Dataset.

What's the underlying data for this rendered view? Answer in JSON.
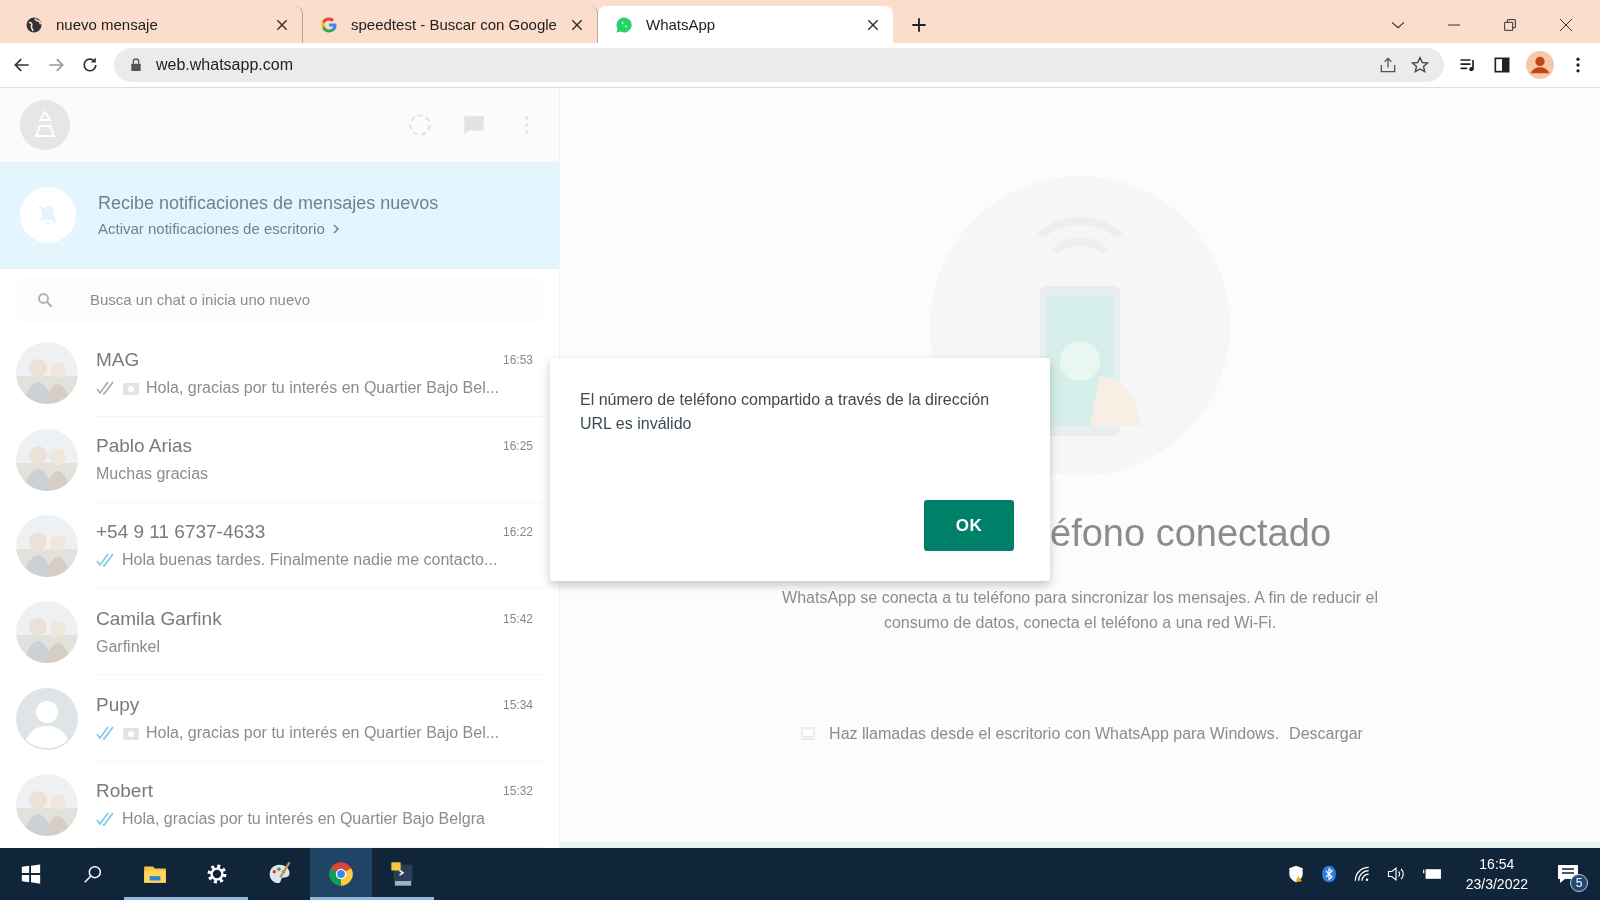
{
  "browser": {
    "tabs": [
      {
        "title": "nuevo mensaje",
        "kind": "globe",
        "selected": false
      },
      {
        "title": "speedtest - Buscar con Google",
        "kind": "google",
        "selected": false
      },
      {
        "title": "WhatsApp",
        "kind": "whatsapp",
        "selected": true
      }
    ],
    "address": "web.whatsapp.com"
  },
  "sidebar": {
    "notification": {
      "title": "Recibe notificaciones de mensajes nuevos",
      "link": "Activar notificaciones de escritorio"
    },
    "search": {
      "placeholder": "Busca un chat o inicia uno nuevo"
    },
    "chats": [
      {
        "name": "MAG",
        "time": "16:53",
        "preview": "Hola, gracias por tu interés en Quartier Bajo Bel...",
        "ticks": true,
        "read": false,
        "photo_attached": true,
        "default_avatar": false
      },
      {
        "name": "Pablo Arias",
        "time": "16:25",
        "preview": "Muchas gracias",
        "ticks": false,
        "photo_attached": false,
        "default_avatar": false
      },
      {
        "name": "+54 9 11 6737-4633",
        "time": "16:22",
        "preview": "Hola buenas tardes. Finalmente nadie me contacto...",
        "ticks": true,
        "read": true,
        "photo_attached": false,
        "default_avatar": false
      },
      {
        "name": "Camila Garfink",
        "time": "15:42",
        "preview": "Garfinkel",
        "ticks": false,
        "photo_attached": false,
        "default_avatar": false
      },
      {
        "name": "Pupy",
        "time": "15:34",
        "preview": "Hola, gracias por tu interés en Quartier Bajo Bel...",
        "ticks": true,
        "read": true,
        "photo_attached": true,
        "default_avatar": true
      },
      {
        "name": "Robert",
        "time": "15:32",
        "preview": "Hola, gracias por tu interés en Quartier Bajo Belgra",
        "ticks": true,
        "read": true,
        "photo_attached": false,
        "default_avatar": false
      }
    ]
  },
  "intro": {
    "title": "éfono conectado",
    "text": "WhatsApp se conecta a tu teléfono para sincronizar los mensajes. A fin de reducir el consumo de datos, conecta el teléfono a una red Wi-Fi.",
    "download_text": "Haz llamadas desde el escritorio con WhatsApp para Windows.",
    "download_link": "Descargar"
  },
  "dialog": {
    "message": "El número de teléfono compartido a través de la dirección URL es inválido",
    "button": "OK"
  },
  "taskbar": {
    "apps": [
      {
        "kind": "start",
        "running": false,
        "selected": false
      },
      {
        "kind": "search",
        "running": false,
        "selected": false
      },
      {
        "kind": "explorer",
        "running": true,
        "selected": false
      },
      {
        "kind": "settings",
        "running": true,
        "selected": false
      },
      {
        "kind": "paint",
        "running": false,
        "selected": false
      },
      {
        "kind": "chrome",
        "running": true,
        "selected": true
      },
      {
        "kind": "python",
        "running": true,
        "selected": false
      }
    ],
    "time": "16:54",
    "date": "23/3/2022",
    "notifications": "5"
  }
}
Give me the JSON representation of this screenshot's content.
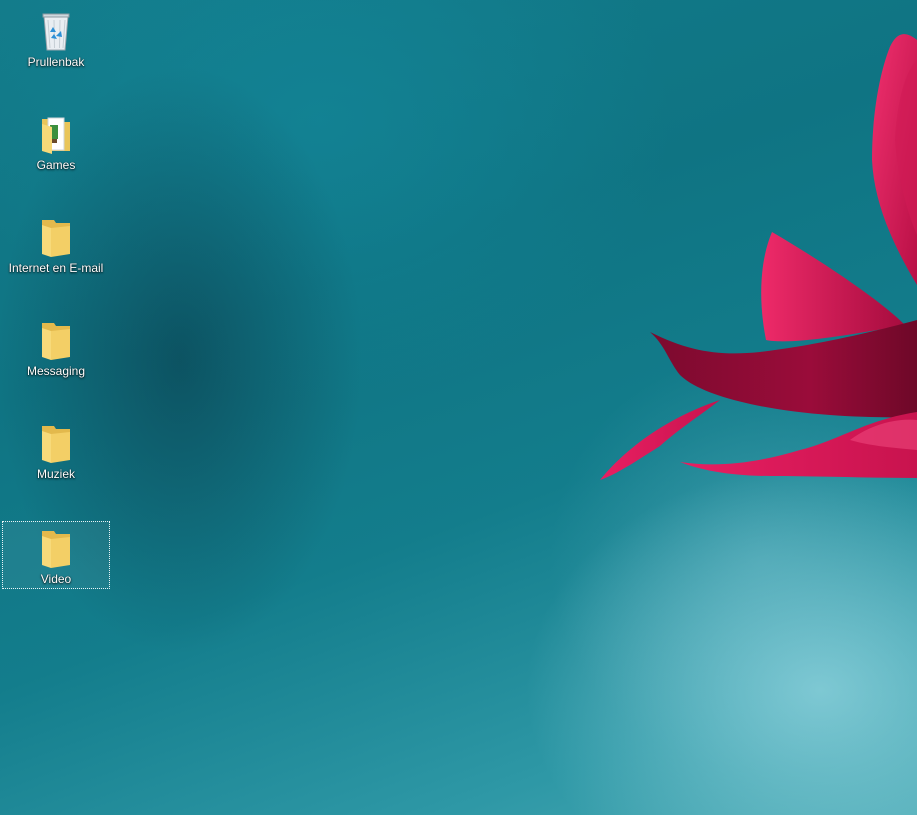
{
  "desktop": {
    "icons": [
      {
        "label": "Prullenbak",
        "icon": "recycle-bin-icon"
      },
      {
        "label": "Games",
        "icon": "folder-icon"
      },
      {
        "label": "Internet en E-mail",
        "icon": "folder-icon"
      },
      {
        "label": "Messaging",
        "icon": "folder-icon"
      },
      {
        "label": "Muziek",
        "icon": "folder-icon"
      },
      {
        "label": "Video",
        "icon": "folder-icon",
        "selected": true
      }
    ]
  },
  "colors": {
    "wallpaper_teal": "#137c8b",
    "flower_pink": "#e0185a",
    "flower_dark": "#8c0a34",
    "folder_yellow": "#f5d76e"
  }
}
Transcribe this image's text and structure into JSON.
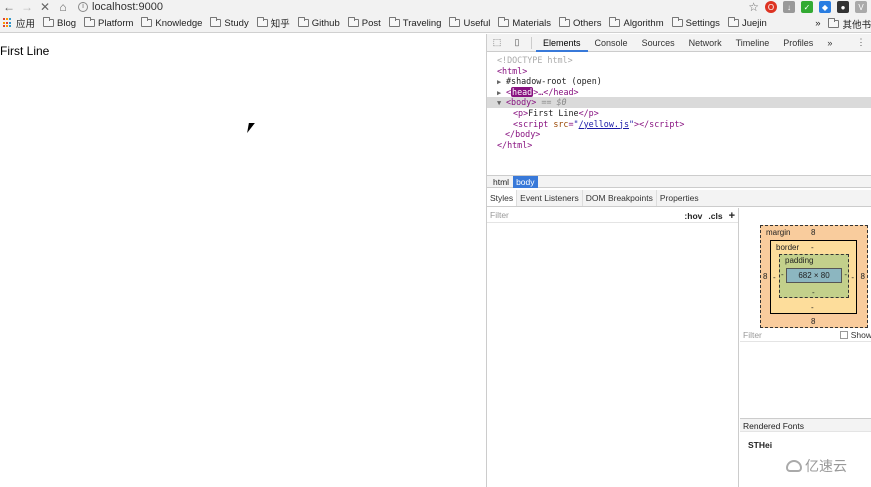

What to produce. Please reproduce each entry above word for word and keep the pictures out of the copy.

Response to the exercise.
What's the underlying data for this rendered view? Answer in JSON.
{
  "browser": {
    "tabs": [
      {
        "title": "nuevo mensaje",
        "kind": "globe",
        "selected": false
      },
      {
        "title": "speedtest - Buscar con Google",
        "kind": "google",
        "selected": false
      },
      {
        "title": "WhatsApp",
        "kind": "whatsapp",
        "selected": true
      }
    ],
    "address": "web.whatsapp.com"
  },
  "sidebar": {
    "notification": {
      "title": "Recibe notificaciones de mensajes nuevos",
      "link": "Activar notificaciones de escritorio"
    },
    "search": {
      "placeholder": "Busca un chat o inicia uno nuevo"
    },
    "chats": [
      {
        "name": "MAG",
        "time": "16:53",
        "preview": "Hola, gracias por tu interés en Quartier Bajo Bel...",
        "ticks": true,
        "read": false,
        "photo_attached": true,
        "default_avatar": false
      },
      {
        "name": "Pablo Arias",
        "time": "16:25",
        "preview": "Muchas gracias",
        "ticks": false,
        "photo_attached": false,
        "default_avatar": false
      },
      {
        "name": "+54 9 11 6737-4633",
        "time": "16:22",
        "preview": "Hola buenas tardes. Finalmente nadie me contacto...",
        "ticks": true,
        "read": true,
        "photo_attached": false,
        "default_avatar": false
      },
      {
        "name": "Camila Garfink",
        "time": "15:42",
        "preview": "Garfinkel",
        "ticks": false,
        "photo_attached": false,
        "default_avatar": false
      },
      {
        "name": "Pupy",
        "time": "15:34",
        "preview": "Hola, gracias por tu interés en Quartier Bajo Bel...",
        "ticks": true,
        "read": true,
        "photo_attached": true,
        "default_avatar": true
      },
      {
        "name": "Robert",
        "time": "15:32",
        "preview": "Hola, gracias por tu interés en Quartier Bajo Belgra",
        "ticks": true,
        "read": true,
        "photo_attached": false,
        "default_avatar": false
      }
    ]
  },
  "intro": {
    "title": "éfono conectado",
    "text": "WhatsApp se conecta a tu teléfono para sincronizar los mensajes. A fin de reducir el consumo de datos, conecta el teléfono a una red Wi-Fi.",
    "download_text": "Haz llamadas desde el escritorio con WhatsApp para Windows.",
    "download_link": "Descargar"
  },
  "dialog": {
    "message": "El número de teléfono compartido a través de la dirección URL es inválido",
    "button": "OK"
  },
  "taskbar": {
    "apps": [
      {
        "kind": "start",
        "running": false,
        "selected": false
      },
      {
        "kind": "search",
        "running": false,
        "selected": false
      },
      {
        "kind": "explorer",
        "running": true,
        "selected": false
      },
      {
        "kind": "settings",
        "running": true,
        "selected": false
      },
      {
        "kind": "paint",
        "running": false,
        "selected": false
      },
      {
        "kind": "chrome",
        "running": true,
        "selected": true
      },
      {
        "kind": "python",
        "running": true,
        "selected": false
      }
    ],
    "time": "16:54",
    "date": "23/3/2022",
    "notifications": "5"
  }
}
Give me the JSON representation of this screenshot's content.
{
  "desktop": {
    "icons": [
      {
        "label": "Prullenbak",
        "icon": "recycle-bin-icon"
      },
      {
        "label": "Games",
        "icon": "folder-icon"
      },
      {
        "label": "Internet en E-mail",
        "icon": "folder-icon"
      },
      {
        "label": "Messaging",
        "icon": "folder-icon"
      },
      {
        "label": "Muziek",
        "icon": "folder-icon"
      },
      {
        "label": "Video",
        "icon": "folder-icon",
        "selected": true
      }
    ]
  },
  "colors": {
    "wallpaper_teal": "#137c8b",
    "flower_pink": "#e0185a",
    "flower_dark": "#8c0a34",
    "folder_yellow": "#f5d76e"
  }
}
Transcribe this image's text and structure into JSON.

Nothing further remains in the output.